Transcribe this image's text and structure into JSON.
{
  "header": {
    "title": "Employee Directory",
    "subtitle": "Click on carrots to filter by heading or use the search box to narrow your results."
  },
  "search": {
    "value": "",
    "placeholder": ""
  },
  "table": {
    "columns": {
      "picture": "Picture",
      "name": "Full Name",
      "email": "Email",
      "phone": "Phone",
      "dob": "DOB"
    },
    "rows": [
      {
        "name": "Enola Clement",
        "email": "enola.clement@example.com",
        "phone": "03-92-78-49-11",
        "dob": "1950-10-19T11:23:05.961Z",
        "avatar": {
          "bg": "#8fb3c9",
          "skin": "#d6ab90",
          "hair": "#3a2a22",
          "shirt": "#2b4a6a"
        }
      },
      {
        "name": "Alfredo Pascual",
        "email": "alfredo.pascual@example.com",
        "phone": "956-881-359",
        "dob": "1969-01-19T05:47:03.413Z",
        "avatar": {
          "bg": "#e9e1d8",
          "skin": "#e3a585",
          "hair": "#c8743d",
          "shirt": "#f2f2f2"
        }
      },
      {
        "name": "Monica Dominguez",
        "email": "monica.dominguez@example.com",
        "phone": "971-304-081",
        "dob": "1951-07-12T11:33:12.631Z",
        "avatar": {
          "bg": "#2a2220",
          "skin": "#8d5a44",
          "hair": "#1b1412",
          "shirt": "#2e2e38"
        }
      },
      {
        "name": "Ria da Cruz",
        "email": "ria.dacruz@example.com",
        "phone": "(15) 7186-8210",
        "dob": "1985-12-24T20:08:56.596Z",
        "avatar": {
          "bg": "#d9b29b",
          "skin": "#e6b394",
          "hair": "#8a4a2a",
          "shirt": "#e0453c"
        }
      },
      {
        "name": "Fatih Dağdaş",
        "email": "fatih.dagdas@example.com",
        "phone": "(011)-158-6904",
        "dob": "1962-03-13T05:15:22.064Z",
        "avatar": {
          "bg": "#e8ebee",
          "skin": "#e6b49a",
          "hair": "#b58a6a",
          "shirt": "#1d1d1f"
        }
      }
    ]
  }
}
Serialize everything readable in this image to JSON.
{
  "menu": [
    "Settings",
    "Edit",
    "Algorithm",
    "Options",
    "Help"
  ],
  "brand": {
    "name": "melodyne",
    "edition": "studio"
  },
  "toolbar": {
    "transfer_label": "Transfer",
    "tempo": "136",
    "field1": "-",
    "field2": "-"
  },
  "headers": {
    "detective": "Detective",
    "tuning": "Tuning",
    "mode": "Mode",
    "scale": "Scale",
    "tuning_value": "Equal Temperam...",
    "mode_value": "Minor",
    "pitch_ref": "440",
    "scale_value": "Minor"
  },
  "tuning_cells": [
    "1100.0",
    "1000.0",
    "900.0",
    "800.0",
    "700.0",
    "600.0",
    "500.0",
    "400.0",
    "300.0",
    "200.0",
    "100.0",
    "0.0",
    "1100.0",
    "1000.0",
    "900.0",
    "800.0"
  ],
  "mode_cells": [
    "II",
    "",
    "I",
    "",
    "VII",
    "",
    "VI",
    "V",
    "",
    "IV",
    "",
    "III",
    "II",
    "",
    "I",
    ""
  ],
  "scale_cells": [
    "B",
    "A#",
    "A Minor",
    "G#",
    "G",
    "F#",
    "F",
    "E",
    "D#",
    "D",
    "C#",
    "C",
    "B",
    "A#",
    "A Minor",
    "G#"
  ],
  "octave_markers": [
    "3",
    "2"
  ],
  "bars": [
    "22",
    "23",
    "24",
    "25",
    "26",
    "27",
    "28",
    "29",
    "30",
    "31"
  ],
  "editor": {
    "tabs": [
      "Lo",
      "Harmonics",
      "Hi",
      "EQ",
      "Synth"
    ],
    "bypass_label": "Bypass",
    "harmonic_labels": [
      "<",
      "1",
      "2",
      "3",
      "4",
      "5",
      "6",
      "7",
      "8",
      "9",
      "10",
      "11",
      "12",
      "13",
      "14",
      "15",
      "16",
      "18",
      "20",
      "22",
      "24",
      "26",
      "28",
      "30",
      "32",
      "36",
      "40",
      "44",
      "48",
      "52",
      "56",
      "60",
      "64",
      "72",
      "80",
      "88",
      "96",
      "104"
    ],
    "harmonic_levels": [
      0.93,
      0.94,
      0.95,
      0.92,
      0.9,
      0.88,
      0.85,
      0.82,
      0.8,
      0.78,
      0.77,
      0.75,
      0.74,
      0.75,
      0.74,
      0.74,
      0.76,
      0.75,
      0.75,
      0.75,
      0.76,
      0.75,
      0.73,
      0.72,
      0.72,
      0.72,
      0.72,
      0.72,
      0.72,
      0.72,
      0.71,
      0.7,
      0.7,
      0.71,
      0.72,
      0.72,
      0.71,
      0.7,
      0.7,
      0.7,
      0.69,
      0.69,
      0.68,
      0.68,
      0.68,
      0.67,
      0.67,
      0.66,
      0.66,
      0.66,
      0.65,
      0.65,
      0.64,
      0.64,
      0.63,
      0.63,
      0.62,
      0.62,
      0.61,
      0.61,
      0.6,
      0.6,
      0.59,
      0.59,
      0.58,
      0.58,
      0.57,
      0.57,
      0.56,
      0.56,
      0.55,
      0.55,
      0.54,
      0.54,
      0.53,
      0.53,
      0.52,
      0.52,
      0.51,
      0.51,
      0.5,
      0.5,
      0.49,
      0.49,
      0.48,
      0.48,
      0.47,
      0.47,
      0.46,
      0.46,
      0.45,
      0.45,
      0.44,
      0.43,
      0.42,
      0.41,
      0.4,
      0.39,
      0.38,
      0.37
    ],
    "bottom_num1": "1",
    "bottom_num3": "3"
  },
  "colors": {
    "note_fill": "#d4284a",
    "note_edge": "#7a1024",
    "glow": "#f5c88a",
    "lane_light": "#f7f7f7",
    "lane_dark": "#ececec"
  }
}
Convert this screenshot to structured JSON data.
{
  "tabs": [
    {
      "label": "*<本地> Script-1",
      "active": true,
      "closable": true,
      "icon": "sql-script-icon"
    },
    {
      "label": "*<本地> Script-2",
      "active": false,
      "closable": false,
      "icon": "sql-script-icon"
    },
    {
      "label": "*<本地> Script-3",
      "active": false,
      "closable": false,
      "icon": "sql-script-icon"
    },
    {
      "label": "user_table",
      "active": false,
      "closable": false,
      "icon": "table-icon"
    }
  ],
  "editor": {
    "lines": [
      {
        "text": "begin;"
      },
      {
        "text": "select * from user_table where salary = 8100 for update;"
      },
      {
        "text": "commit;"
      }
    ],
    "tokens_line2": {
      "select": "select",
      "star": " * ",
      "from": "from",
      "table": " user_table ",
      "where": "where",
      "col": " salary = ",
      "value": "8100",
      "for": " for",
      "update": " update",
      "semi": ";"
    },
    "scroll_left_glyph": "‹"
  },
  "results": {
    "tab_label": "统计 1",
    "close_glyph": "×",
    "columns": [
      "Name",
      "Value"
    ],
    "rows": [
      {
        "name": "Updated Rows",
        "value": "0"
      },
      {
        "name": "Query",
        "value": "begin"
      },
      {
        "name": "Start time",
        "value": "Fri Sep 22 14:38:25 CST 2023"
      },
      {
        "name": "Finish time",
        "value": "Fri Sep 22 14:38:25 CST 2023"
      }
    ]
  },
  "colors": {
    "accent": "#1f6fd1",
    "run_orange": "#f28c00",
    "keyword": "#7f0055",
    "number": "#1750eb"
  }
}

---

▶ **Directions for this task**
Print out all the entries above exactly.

▶ **Reply to the task**
Transcribe this image's text and structure into JSON.
{
  "header": {
    "title": "Employee Directory",
    "subtitle": "Click on carrots to filter by heading or use the search box to narrow your results."
  },
  "search": {
    "value": "",
    "placeholder": ""
  },
  "table": {
    "columns": {
      "picture": "Picture",
      "name": "Full Name",
      "email": "Email",
      "phone": "Phone",
      "dob": "DOB"
    },
    "rows": [
      {
        "name": "Enola Clement",
        "email": "enola.clement@example.com",
        "phone": "03-92-78-49-11",
        "dob": "1950-10-19T11:23:05.961Z",
        "avatar": {
          "bg": "#8fb3c9",
          "skin": "#d6ab90",
          "hair": "#3a2a22",
          "shirt": "#2b4a6a"
        }
      },
      {
        "name": "Alfredo Pascual",
        "email": "alfredo.pascual@example.com",
        "phone": "956-881-359",
        "dob": "1969-01-19T05:47:03.413Z",
        "avatar": {
          "bg": "#e9e1d8",
          "skin": "#e3a585",
          "hair": "#c8743d",
          "shirt": "#f2f2f2"
        }
      },
      {
        "name": "Monica Dominguez",
        "email": "monica.dominguez@example.com",
        "phone": "971-304-081",
        "dob": "1951-07-12T11:33:12.631Z",
        "avatar": {
          "bg": "#2a2220",
          "skin": "#8d5a44",
          "hair": "#1b1412",
          "shirt": "#2e2e38"
        }
      },
      {
        "name": "Ria da Cruz",
        "email": "ria.dacruz@example.com",
        "phone": "(15) 7186-8210",
        "dob": "1985-12-24T20:08:56.596Z",
        "avatar": {
          "bg": "#d9b29b",
          "skin": "#e6b394",
          "hair": "#8a4a2a",
          "shirt": "#e0453c"
        }
      },
      {
        "name": "Fatih Dağdaş",
        "email": "fatih.dagdas@example.com",
        "phone": "(011)-158-6904",
        "dob": "1962-03-13T05:15:22.064Z",
        "avatar": {
          "bg": "#e8ebee",
          "skin": "#e6b49a",
          "hair": "#b58a6a",
          "shirt": "#1d1d1f"
        }
      }
    ]
  }
}
Serialize everything readable in this image to JSON.
{
  "menu": [
    "Settings",
    "Edit",
    "Algorithm",
    "Options",
    "Help"
  ],
  "brand": {
    "name": "melodyne",
    "edition": "studio"
  },
  "toolbar": {
    "transfer_label": "Transfer",
    "tempo": "136",
    "field1": "-",
    "field2": "-"
  },
  "headers": {
    "detective": "Detective",
    "tuning": "Tuning",
    "mode": "Mode",
    "scale": "Scale",
    "tuning_value": "Equal Temperam...",
    "mode_value": "Minor",
    "pitch_ref": "440",
    "scale_value": "Minor"
  },
  "tuning_cells": [
    "1100.0",
    "1000.0",
    "900.0",
    "800.0",
    "700.0",
    "600.0",
    "500.0",
    "400.0",
    "300.0",
    "200.0",
    "100.0",
    "0.0",
    "1100.0",
    "1000.0",
    "900.0",
    "800.0"
  ],
  "mode_cells": [
    "II",
    "",
    "I",
    "",
    "VII",
    "",
    "VI",
    "V",
    "",
    "IV",
    "",
    "III",
    "II",
    "",
    "I",
    ""
  ],
  "scale_cells": [
    "B",
    "A#",
    "A Minor",
    "G#",
    "G",
    "F#",
    "F",
    "E",
    "D#",
    "D",
    "C#",
    "C",
    "B",
    "A#",
    "A Minor",
    "G#"
  ],
  "octave_markers": [
    "3",
    "2"
  ],
  "bars": [
    "22",
    "23",
    "24",
    "25",
    "26",
    "27",
    "28",
    "29",
    "30",
    "31"
  ],
  "editor": {
    "tabs": [
      "Lo",
      "Harmonics",
      "Hi",
      "EQ",
      "Synth"
    ],
    "bypass_label": "Bypass",
    "harmonic_labels": [
      "<",
      "1",
      "2",
      "3",
      "4",
      "5",
      "6",
      "7",
      "8",
      "9",
      "10",
      "11",
      "12",
      "13",
      "14",
      "15",
      "16",
      "18",
      "20",
      "22",
      "24",
      "26",
      "28",
      "30",
      "32",
      "36",
      "40",
      "44",
      "48",
      "52",
      "56",
      "60",
      "64",
      "72",
      "80",
      "88",
      "96",
      "104"
    ],
    "harmonic_levels": [
      0.93,
      0.94,
      0.95,
      0.92,
      0.9,
      0.88,
      0.85,
      0.82,
      0.8,
      0.78,
      0.77,
      0.75,
      0.74,
      0.75,
      0.74,
      0.74,
      0.76,
      0.75,
      0.75,
      0.75,
      0.76,
      0.75,
      0.73,
      0.72,
      0.72,
      0.72,
      0.72,
      0.72,
      0.72,
      0.72,
      0.71,
      0.7,
      0.7,
      0.71,
      0.72,
      0.72,
      0.71,
      0.7,
      0.7,
      0.7,
      0.69,
      0.69,
      0.68,
      0.68,
      0.68,
      0.67,
      0.67,
      0.66,
      0.66,
      0.66,
      0.65,
      0.65,
      0.64,
      0.64,
      0.63,
      0.63,
      0.62,
      0.62,
      0.61,
      0.61,
      0.6,
      0.6,
      0.59,
      0.59,
      0.58,
      0.58,
      0.57,
      0.57,
      0.56,
      0.56,
      0.55,
      0.55,
      0.54,
      0.54,
      0.53,
      0.53,
      0.52,
      0.52,
      0.51,
      0.51,
      0.5,
      0.5,
      0.49,
      0.49,
      0.48,
      0.48,
      0.47,
      0.47,
      0.46,
      0.46,
      0.45,
      0.45,
      0.44,
      0.43,
      0.42,
      0.41,
      0.4,
      0.39,
      0.38,
      0.37
    ],
    "bottom_num1": "1",
    "bottom_num3": "3"
  },
  "colors": {
    "note_fill": "#d4284a",
    "note_edge": "#7a1024",
    "glow": "#f5c88a",
    "lane_light": "#f7f7f7",
    "lane_dark": "#ececec"
  }
}
Convert this screenshot to structured JSON data.
{
  "tabs": [
    {
      "label": "*<本地> Script-1",
      "active": true,
      "closable": true,
      "icon": "sql-script-icon"
    },
    {
      "label": "*<本地> Script-2",
      "active": false,
      "closable": false,
      "icon": "sql-script-icon"
    },
    {
      "label": "*<本地> Script-3",
      "active": false,
      "closable": false,
      "icon": "sql-script-icon"
    },
    {
      "label": "user_table",
      "active": false,
      "closable": false,
      "icon": "table-icon"
    }
  ],
  "editor": {
    "lines": [
      {
        "text": "begin;"
      },
      {
        "text": "select * from user_table where salary = 8100 for update;"
      },
      {
        "text": "commit;"
      }
    ],
    "tokens_line2": {
      "select": "select",
      "star": " * ",
      "from": "from",
      "table": " user_table ",
      "where": "where",
      "col": " salary = ",
      "value": "8100",
      "for": " for",
      "update": " update",
      "semi": ";"
    },
    "scroll_left_glyph": "‹"
  },
  "results": {
    "tab_label": "统计 1",
    "close_glyph": "×",
    "columns": [
      "Name",
      "Value"
    ],
    "rows": [
      {
        "name": "Updated Rows",
        "value": "0"
      },
      {
        "name": "Query",
        "value": "begin"
      },
      {
        "name": "Start time",
        "value": "Fri Sep 22 14:38:25 CST 2023"
      },
      {
        "name": "Finish time",
        "value": "Fri Sep 22 14:38:25 CST 2023"
      }
    ]
  },
  "colors": {
    "accent": "#1f6fd1",
    "run_orange": "#f28c00",
    "keyword": "#7f0055",
    "number": "#1750eb"
  }
}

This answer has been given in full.